“Since others have, I believe, unfairly attacked his reputation, I have to look out for his good name. That is Church law. If someone disagrees with Paul, he is free to do that. But not on the basis of reputation destruction, really calumny,” he added.
“They say things about him that aren’t true.
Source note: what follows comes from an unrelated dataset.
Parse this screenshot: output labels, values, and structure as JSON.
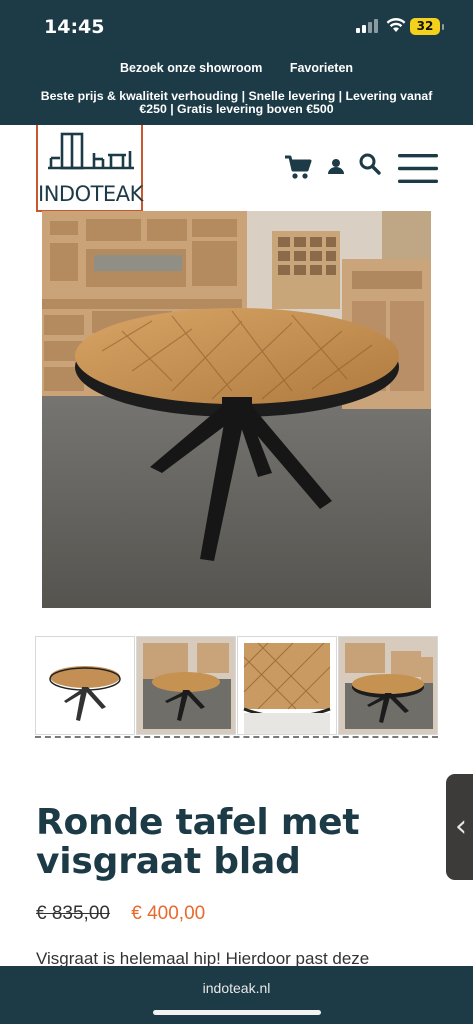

I am not a defender of Paul Ryan; I am a defender of reputations of Catholics in the public sphere whose reputations are unjustly attacked.”
The bishop did not cite specific examples to document his charges regarding Ryan’s more outspoken critics, though an Internet search quickly locates headlines like “Paul Ryan’s Violence.” In recent weeks, however, one political ad on television sought to connect Romney with the death of a cancer victim, who allegedly could not receive treatment because Bain Capital, the private equity firm founded by Romney, had closed the company that once provided her husband with health insurance.
Critics began to challenge Ryan’s moral and intellectual credibility in April, after the congressman asserted in an interview with the Christian Broadcasting Network that his economic policies, designed, in part, to get the poor off government assistance, were consistent with Catholic teaching.
“The preferential option for the poor, which is one of the primary tenets of Catholic social teaching, means don’t keep people poor, don’t make people dependent on government so that they stay stuck at their station in life; help people get out of poverty, out onto life of independence,” he stated in the interview.
That month, when Ryan was slated to deliver a prestigious lecture at Georgetown, irate faculty members issued an open letter to the House budget chief.
“Your budget appears to reflect the values of your favorite philosopher, Ayn Rand, rather than the Gospel of Jesus Christ,” says the letter, which the faculty members sent to Ryan. [More]